“I helped build a top-flight and diverse legal team that advances USAID’s critical development and humanitarian assistance work,” Pascocello said. “I am incredibly proud to have served at USAID, and I cannot imagine a more rewarding and fulfilling career. I’ve been able to help forward USAID’s mission of advancing a free, peaceful, and prosperous world and work with the agency’s exceptionally dedicated professionals in Washington and at USAID missions.”
Recognizing the knowledge gap in terms of legal training and scholarship in the field of international development law, Pascocello, with USAID’s support, accepted a position in 2019 as visiting professor and distinguished development diplomat in residence at Georgetown University Law Center’s O’Neill Institute for National & Global Health Law. There she established the Law of International Development Initiative, a hub for scholars, practitioners, and policymakers to craft solutions to pressing international development issues and to mentor and train the next generations of development law leaders.
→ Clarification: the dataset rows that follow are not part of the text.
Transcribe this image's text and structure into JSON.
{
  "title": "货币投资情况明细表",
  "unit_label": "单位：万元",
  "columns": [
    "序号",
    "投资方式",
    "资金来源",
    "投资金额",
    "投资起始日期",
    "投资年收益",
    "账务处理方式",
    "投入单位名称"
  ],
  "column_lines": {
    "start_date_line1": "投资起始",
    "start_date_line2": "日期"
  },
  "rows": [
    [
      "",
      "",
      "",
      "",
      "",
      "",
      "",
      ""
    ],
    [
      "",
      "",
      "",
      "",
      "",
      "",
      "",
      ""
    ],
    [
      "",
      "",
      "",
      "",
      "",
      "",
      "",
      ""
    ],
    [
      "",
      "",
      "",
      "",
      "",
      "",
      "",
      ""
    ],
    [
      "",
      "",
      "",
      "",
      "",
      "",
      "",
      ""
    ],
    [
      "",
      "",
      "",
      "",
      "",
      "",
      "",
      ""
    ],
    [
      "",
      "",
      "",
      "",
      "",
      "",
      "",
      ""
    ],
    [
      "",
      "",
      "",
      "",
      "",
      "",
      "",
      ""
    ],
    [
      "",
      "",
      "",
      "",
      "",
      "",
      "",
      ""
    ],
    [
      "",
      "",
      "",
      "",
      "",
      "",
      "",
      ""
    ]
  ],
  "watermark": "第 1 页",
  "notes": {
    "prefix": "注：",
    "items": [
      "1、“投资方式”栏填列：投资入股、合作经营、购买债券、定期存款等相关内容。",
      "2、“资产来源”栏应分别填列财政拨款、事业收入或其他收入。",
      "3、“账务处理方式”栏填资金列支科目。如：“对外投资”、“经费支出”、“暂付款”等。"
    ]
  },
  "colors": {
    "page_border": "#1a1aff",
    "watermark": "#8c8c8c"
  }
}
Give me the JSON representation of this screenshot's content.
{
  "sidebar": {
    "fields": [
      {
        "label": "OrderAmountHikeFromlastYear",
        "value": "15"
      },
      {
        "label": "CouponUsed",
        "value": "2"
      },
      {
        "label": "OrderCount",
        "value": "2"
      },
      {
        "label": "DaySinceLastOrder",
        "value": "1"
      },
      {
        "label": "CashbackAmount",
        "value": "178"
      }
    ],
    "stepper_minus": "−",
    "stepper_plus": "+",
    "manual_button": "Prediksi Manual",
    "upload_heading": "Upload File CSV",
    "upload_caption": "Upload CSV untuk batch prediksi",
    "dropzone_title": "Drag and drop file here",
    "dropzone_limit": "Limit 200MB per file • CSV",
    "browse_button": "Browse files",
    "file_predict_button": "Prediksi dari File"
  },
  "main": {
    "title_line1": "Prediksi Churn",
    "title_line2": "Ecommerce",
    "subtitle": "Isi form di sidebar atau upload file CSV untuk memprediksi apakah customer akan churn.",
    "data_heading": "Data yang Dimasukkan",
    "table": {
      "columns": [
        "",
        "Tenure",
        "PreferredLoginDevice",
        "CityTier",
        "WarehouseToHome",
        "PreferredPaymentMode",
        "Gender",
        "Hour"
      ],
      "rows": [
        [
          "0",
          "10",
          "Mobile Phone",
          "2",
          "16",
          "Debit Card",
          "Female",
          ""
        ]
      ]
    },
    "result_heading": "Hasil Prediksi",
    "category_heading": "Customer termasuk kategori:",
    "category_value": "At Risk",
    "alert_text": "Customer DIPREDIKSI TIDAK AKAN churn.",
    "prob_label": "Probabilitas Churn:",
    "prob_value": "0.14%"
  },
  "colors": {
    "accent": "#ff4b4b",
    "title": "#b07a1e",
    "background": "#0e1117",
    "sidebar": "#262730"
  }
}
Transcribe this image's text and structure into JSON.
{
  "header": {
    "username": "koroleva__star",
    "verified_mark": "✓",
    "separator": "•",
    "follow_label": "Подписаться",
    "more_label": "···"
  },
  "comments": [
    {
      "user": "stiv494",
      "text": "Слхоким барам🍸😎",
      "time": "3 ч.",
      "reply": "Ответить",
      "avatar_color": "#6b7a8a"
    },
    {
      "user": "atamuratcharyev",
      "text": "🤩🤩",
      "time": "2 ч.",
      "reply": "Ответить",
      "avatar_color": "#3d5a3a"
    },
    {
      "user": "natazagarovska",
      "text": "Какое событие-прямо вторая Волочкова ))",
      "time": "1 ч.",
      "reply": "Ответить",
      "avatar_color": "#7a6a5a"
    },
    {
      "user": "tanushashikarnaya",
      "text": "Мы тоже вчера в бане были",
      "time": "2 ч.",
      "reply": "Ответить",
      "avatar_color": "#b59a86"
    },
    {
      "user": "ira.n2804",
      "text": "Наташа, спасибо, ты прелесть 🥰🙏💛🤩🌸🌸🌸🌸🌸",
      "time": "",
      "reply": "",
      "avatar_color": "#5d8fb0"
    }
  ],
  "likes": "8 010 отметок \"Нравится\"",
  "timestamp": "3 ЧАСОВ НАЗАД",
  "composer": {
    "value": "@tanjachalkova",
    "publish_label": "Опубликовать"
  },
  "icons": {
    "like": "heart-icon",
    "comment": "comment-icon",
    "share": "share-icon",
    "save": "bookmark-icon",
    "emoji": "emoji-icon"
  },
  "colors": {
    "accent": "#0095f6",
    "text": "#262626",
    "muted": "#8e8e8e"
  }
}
“As an alumna of Georgetown University Law Center, the center’s motto of ‘Law is but the means, justice is the end’ — the importance of service to others — has stayed with me throughout my legal career,” Pascocello said.
Pascocello began her career in private practice in 1990 as an associate at the New York City-based firm Curtis, Mallet-Prevost, Colt & Mosle LLP. Next she joined the D.C.-based firm Dechert, Price & Rhoads LLP as an associate in its Latin American corporate/securities practice group. Between 1995 and 2000, she worked at the U.S. Securities and Exchange Commission, where she served as senior counsel in the Office of International Affairs and then senior counsel in the Office of Investment Company Regulation, Division of Investment Management.
Pascocello started her career at USAID in December 2000 as an attorney advisor for three years. From 2003 to 2012 she worked as assistant general counsel for the Bureaus of Economic Growth, Education, and Environment; Global Health; and Resilience and Food Security. In that capacity, she supervised nine lawyers who provided legal advice and counsel to USAID technical bureaus.
In addition to her leadership in the legal world, Pascocello has served on the board of directors of Arlington Independent Media and the Alzheimer’s Association of the National Capital Area. Currently she is an advisory board member of the American Heart Association’s Lawyers Have Heart event, the Georgetown Law’s Alumni Board, and the Virginia Hospital Center’s Women’s Health Circle.
The Rosenberg Award was established in honor of Beatrice “Bea” Rosenberg, who dedicated 35 years of her career to government service and performed with distinction at the U.S. Department of Justice and the U.S. Equal Employment Opportunity Commission. She also served on the Board on Professional Responsibility.